If you choose your viewing area carefully, you can see the approach shots and putting at 15 as well as the action on 16.

View from the stands at Amen Corner.

View from the stands at Amen Corner.

4). Amen Corner - If there are three legendary holes at Augusta National, they are 11, 12, and 13.  Golf history has been made by the difficult approach shot to the 11th green, which has water on two sides and a large mound guarding the right side.  The swirling winds have stopped dozens of tee shots (and many second shots) to the shallow green at 12, where a long shot gets lost in the azaleas and a short shot is lost forever in Rae’s Creek.  The teeing ground at 13 continues to be moved further and further back, making players drive the ball further and further to get a good second shot to the famous triple bunkered green.  
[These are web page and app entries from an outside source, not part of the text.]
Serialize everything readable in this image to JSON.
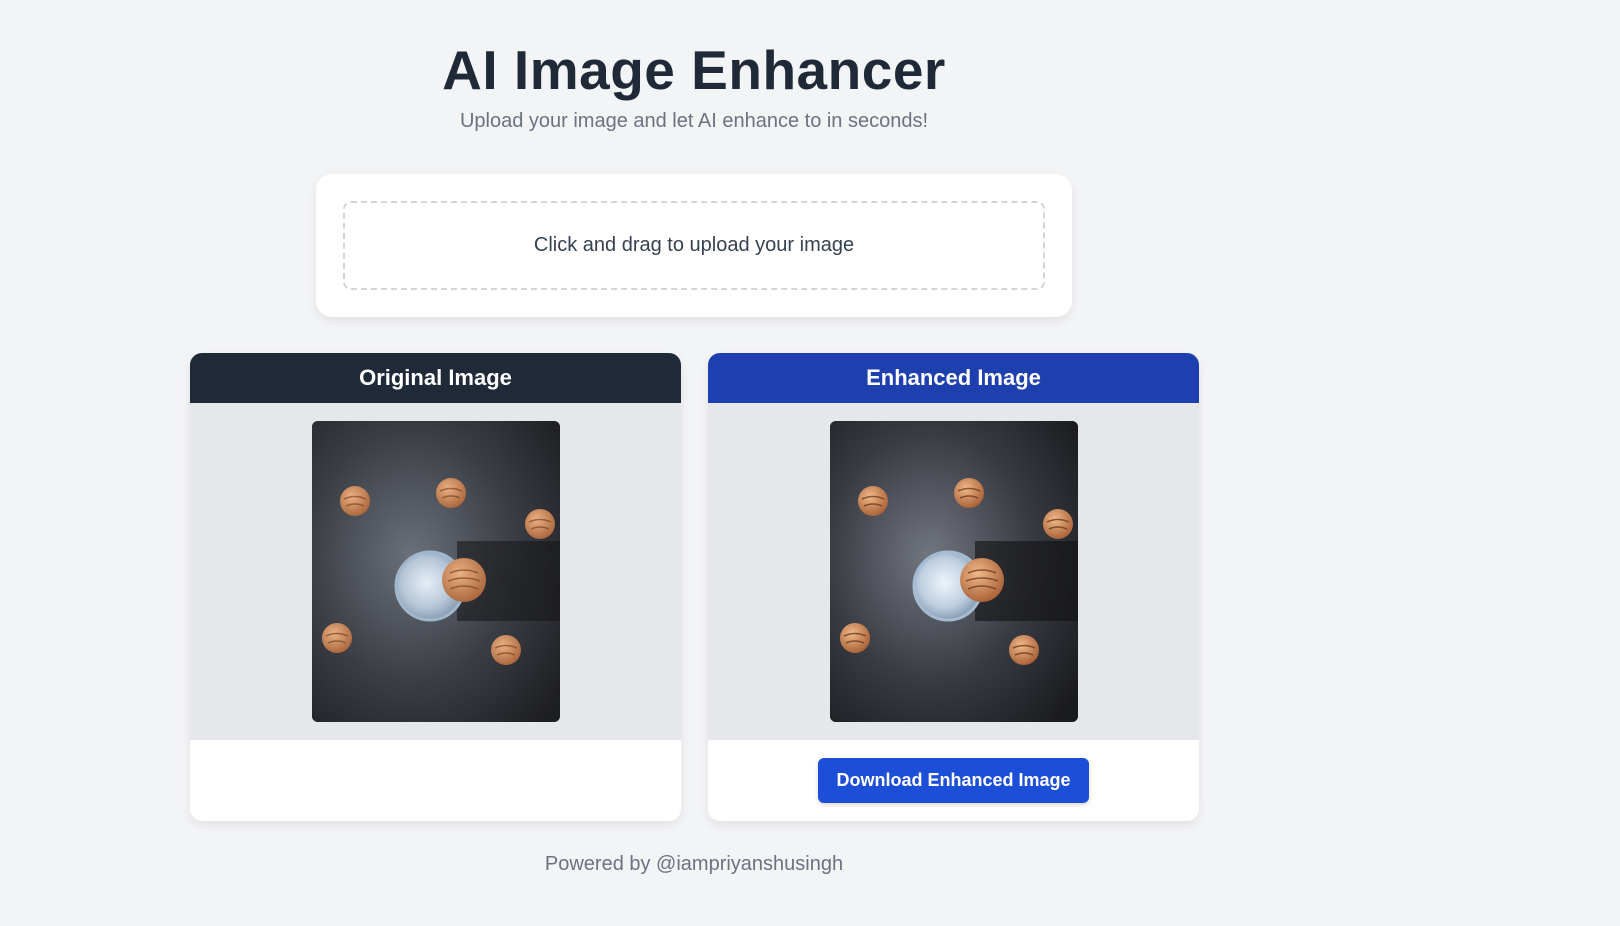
{
  "header": {
    "title": "AI Image Enhancer",
    "subtitle": "Upload your image and let AI enhance to in seconds!"
  },
  "upload": {
    "label": "Click and drag to upload your image"
  },
  "panels": {
    "original": {
      "title": "Original Image",
      "color": "#1f2937"
    },
    "enhanced": {
      "title": "Enhanced Image",
      "color": "#1e40af",
      "download_label": "Download Enhanced Image"
    }
  },
  "footer": {
    "text": "Powered by @iampriyanshusingh"
  },
  "colors": {
    "background": "#f3f4f6",
    "accent": "#1d4ed8"
  }
}
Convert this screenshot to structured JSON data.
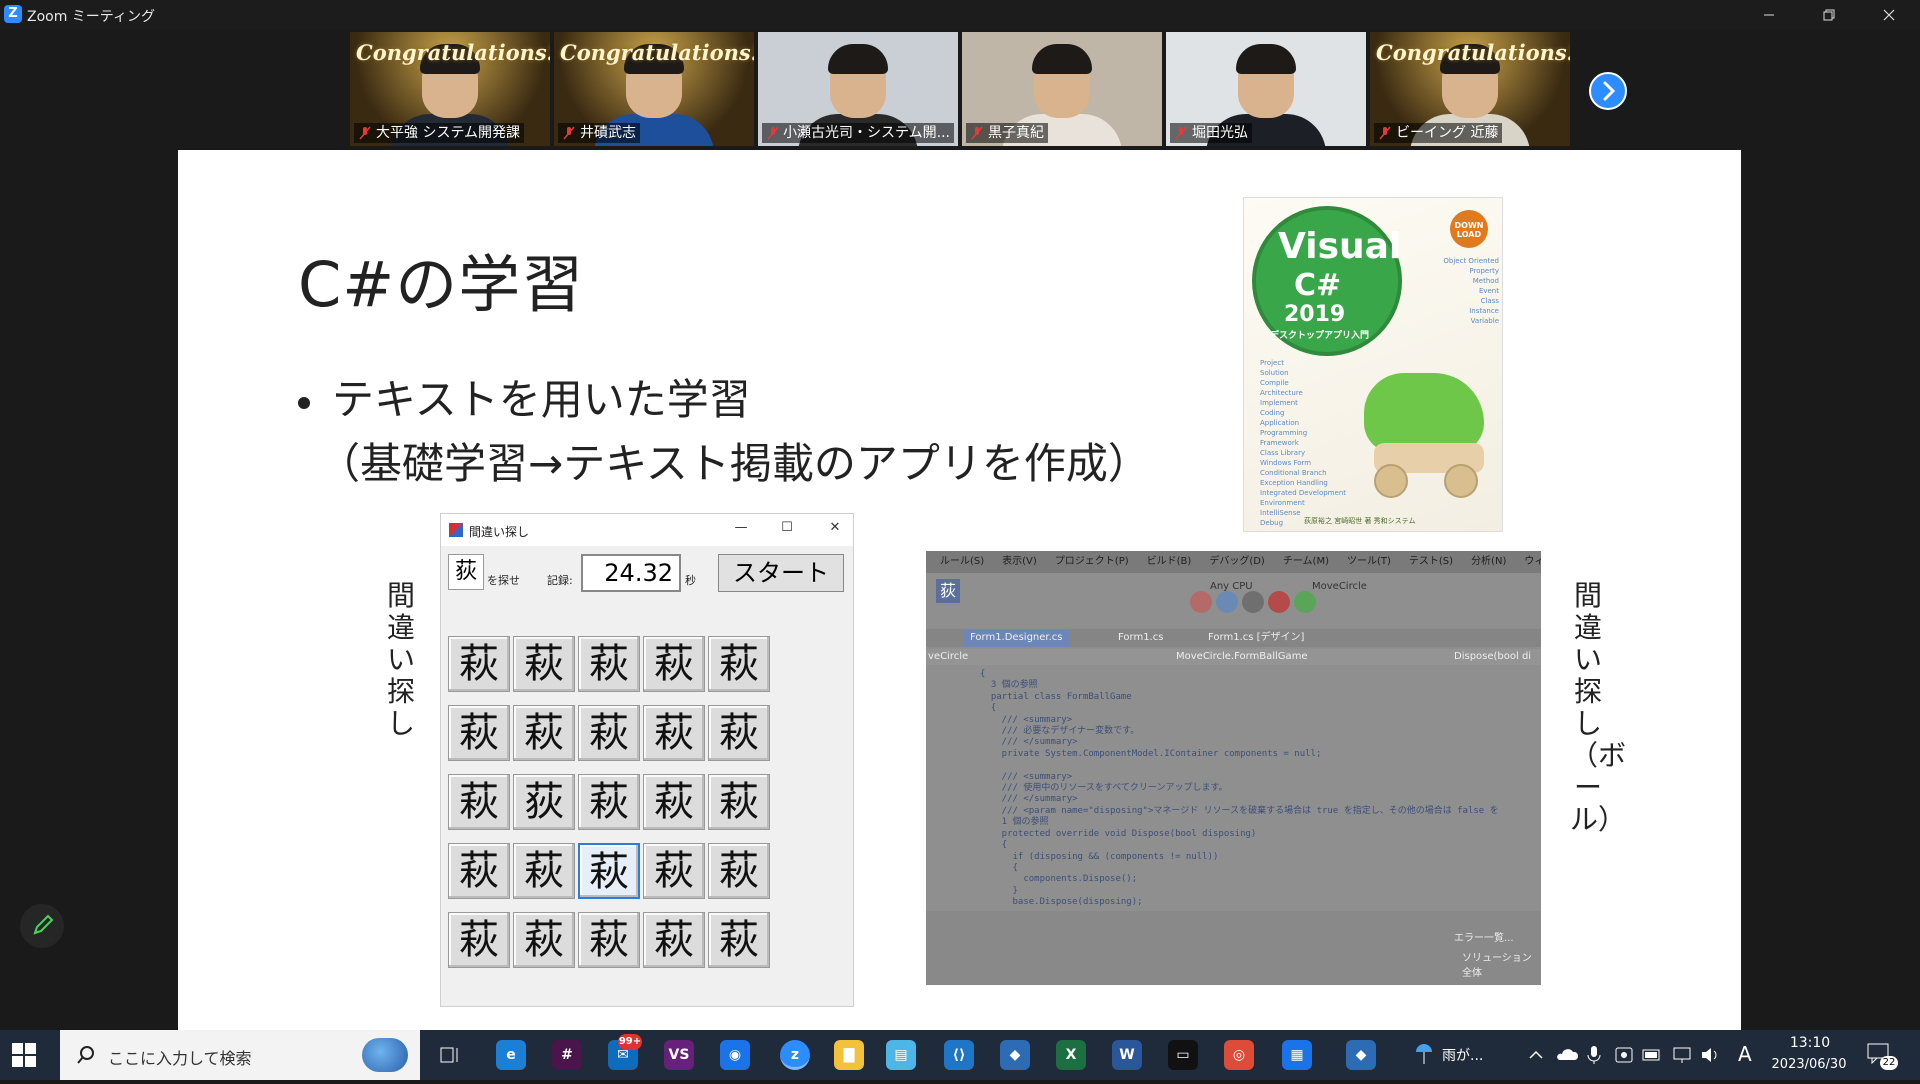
{
  "window": {
    "title": "Zoom ミーティング",
    "logo": "Z"
  },
  "participants": [
    {
      "name": "大平強 システム開発課",
      "overlay": "Congratulations!",
      "bg": "#3a2a12",
      "shirt": "#222a35"
    },
    {
      "name": "井磧武志",
      "overlay": "Congratulations!",
      "bg": "#3a2a12",
      "shirt": "#1d4f9a"
    },
    {
      "name": "小瀬古光司・システム開...",
      "overlay": "",
      "bg": "#c9cfd4",
      "shirt": "#2a2a2a"
    },
    {
      "name": "黒子真紀",
      "overlay": "",
      "bg": "#c0b6a8",
      "shirt": "#e8e2da"
    },
    {
      "name": "堀田光弘",
      "overlay": "",
      "bg": "#dfe3e6",
      "shirt": "#1d1f26"
    },
    {
      "name": "ビーイング  近藤",
      "overlay": "Congratulations!",
      "bg": "#3a2a12",
      "shirt": "#d9d4c8"
    }
  ],
  "slide": {
    "title": "C#の学習",
    "bullet": "テキストを用いた学習",
    "sub": "（基礎学習→テキスト掲載のアプリを作成）",
    "left_label": "間違い探し",
    "right_label": "間違い探し（ボール）"
  },
  "book": {
    "line1": "Visual",
    "line2": "C#",
    "line3": "2019",
    "jp": "デスクトップアプリ入門",
    "download": "DOWN LOAD",
    "keywords": [
      "Object Oriented",
      "Property",
      "Method",
      "Event",
      "Class",
      "Instance",
      "Variable"
    ],
    "keywords2": [
      "Project",
      "Solution",
      "Compile",
      "Architecture",
      "Implement",
      "Coding",
      "Application",
      "Programming",
      "Framework",
      "Class Library",
      "Windows Form",
      "Conditional Branch",
      "Exception Handling",
      "Integrated Development Environment",
      "IntelliSense",
      "Debug"
    ],
    "publisher": "荻原裕之 宮崎昭世 著  秀和システム"
  },
  "game": {
    "title": "間違い探し",
    "target": "荻",
    "find_label": "を探せ",
    "record_label": "記録:",
    "time": "24.32",
    "unit": "秒",
    "start": "スタート",
    "grid": [
      [
        "萩",
        "萩",
        "萩",
        "萩",
        "萩"
      ],
      [
        "萩",
        "萩",
        "萩",
        "萩",
        "萩"
      ],
      [
        "萩",
        "荻",
        "萩",
        "萩",
        "萩"
      ],
      [
        "萩",
        "萩",
        "萩",
        "萩",
        "萩"
      ],
      [
        "萩",
        "萩",
        "萩",
        "萩",
        "萩"
      ]
    ]
  },
  "ide": {
    "menu": [
      "ルール(S)",
      "表示(V)",
      "プロジェクト(P)",
      "ビルド(B)",
      "デバッグ(D)",
      "チーム(M)",
      "ツール(T)",
      "テスト(S)",
      "分析(N)",
      "ウィンドウ(W)"
    ],
    "tabs": [
      "Form1.Designer.cs",
      "Form1.cs",
      "Form1.cs [デザイン]"
    ],
    "codebar_left": "veCircle",
    "codebar_mid": "MoveCircle.FormBallGame",
    "codebar_right": "Dispose(bool di",
    "config": "Any CPU",
    "project": "MoveCircle",
    "code": "{\n  3 個の参照\n  partial class FormBallGame\n  {\n    /// <summary>\n    /// 必要なデザイナー変数です。\n    /// </summary>\n    private System.ComponentModel.IContainer components = null;\n\n    /// <summary>\n    /// 使用中のリソースをすべてクリーンアップします。\n    /// </summary>\n    /// <param name=\"disposing\">マネージド リソースを破棄する場合は true を指定し、その他の場合は false を\n    1 個の参照\n    protected override void Dispose(bool disposing)\n    {\n      if (disposing && (components != null))\n      {\n        components.Dispose();\n      }\n      base.Dispose(disposing);",
    "error_tab": "エラー一覧...",
    "solution": "ソリューション全体"
  },
  "taskbar": {
    "search_placeholder": "ここに入力して検索",
    "weather": "雨が...",
    "ime": "A",
    "time": "13:10",
    "date": "2023/06/30",
    "notifications": "22",
    "mail_badge": "99+",
    "apps": [
      {
        "name": "edge",
        "bg": "#1b7fd6",
        "glyph": "e"
      },
      {
        "name": "slack",
        "bg": "#4a154b",
        "glyph": "#"
      },
      {
        "name": "mail",
        "bg": "#0f6cbd",
        "glyph": "✉"
      },
      {
        "name": "visual-studio",
        "bg": "#68217a",
        "glyph": "VS"
      },
      {
        "name": "maps",
        "bg": "#1a73e8",
        "glyph": "◉"
      },
      {
        "name": "zoom",
        "bg": "#2d8cff",
        "glyph": "z"
      },
      {
        "name": "explorer",
        "bg": "#f3c13a",
        "glyph": "▇"
      },
      {
        "name": "notes",
        "bg": "#4db6e6",
        "glyph": "▤"
      },
      {
        "name": "vscode",
        "bg": "#1f76c6",
        "glyph": "⟨⟩"
      },
      {
        "name": "app-blue",
        "bg": "#2d6bb5",
        "glyph": "◆"
      },
      {
        "name": "excel",
        "bg": "#1d6f42",
        "glyph": "X"
      },
      {
        "name": "word",
        "bg": "#2b579a",
        "glyph": "W"
      },
      {
        "name": "terminal",
        "bg": "#111111",
        "glyph": "▭"
      },
      {
        "name": "chrome",
        "bg": "#dd4b39",
        "glyph": "◎"
      },
      {
        "name": "calendar",
        "bg": "#1a73e8",
        "glyph": "▦"
      },
      {
        "name": "app-green",
        "bg": "#2d6bb5",
        "glyph": "◆"
      }
    ]
  }
}
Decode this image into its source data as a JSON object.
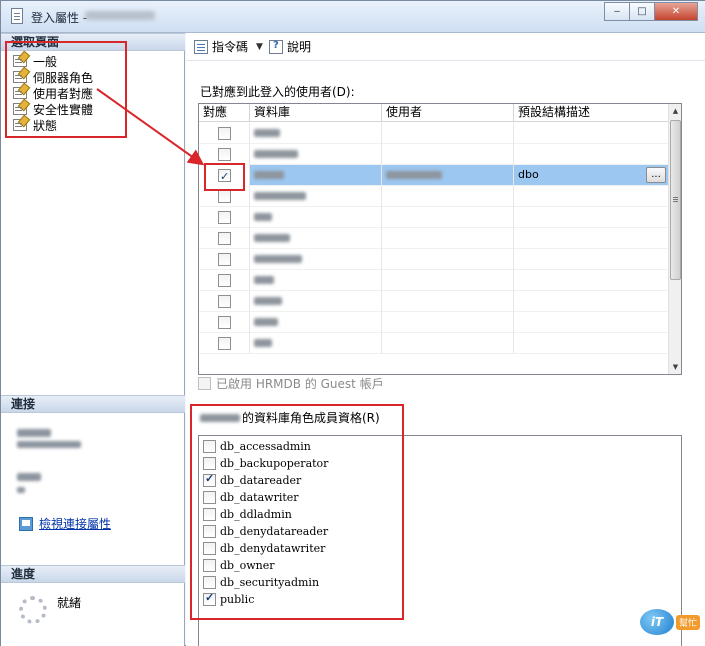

Amen Corner is one of the perfect places to watch practice or tournament play, too.  Patrons can see the approach shots and putts to the 11th green, all the action on the 12th hole, and the drive from the 13th tee.   

5) The Fifth - Probably the most anticipated change at The Masters for 2019 will be the new tee box at number 5.  The hole has been lengthened significantly, moving the tee box back even further.  The club purchased all the property on both sides of Berkman’s Road several years ago, and the new tee is now on other side of where the road used to be.  This is not the first time the club has expanded the course outside of the original property lines - they purchased land from the Augusta Country Club to move the 13th tee back and make that hole longer as well.

The fifth hole will be more difficult.  Current technology and well-trained professional players could easily carry the large bunkers on the left with their tee shots.  Moving the tee back brings these bunkers into play again.  No player wants to be stranded there, either - the tall, steep face makes it impossible for a bunkered player to see the green, which many players describe as one of the most difficult on the course.

That’s my list of five things to watch for at The Masters in 2019 - at least until the tournament starts.  With it’s fast greens, difficult approach shots, and a ton of history and legacy lumped on each player’s shoulders, The Masters is one of the most exciting and unpredictable tournaments of the year.  That’s why many players agree that the real tournament doesn’t start “until the back nine on Sunday…”

For more:

Forbes offers “Three Masters Sleeper Picks to Take a Chance On”

Golf Magazine profiles Fred Couples:  Age-defying Fred Couples breaks down his five favorite spots at Augusta National

Golf Magazine tells it like it is (?): Here’s what the pros think are the best (and worst) holes at Augusta.

Mike Duseberg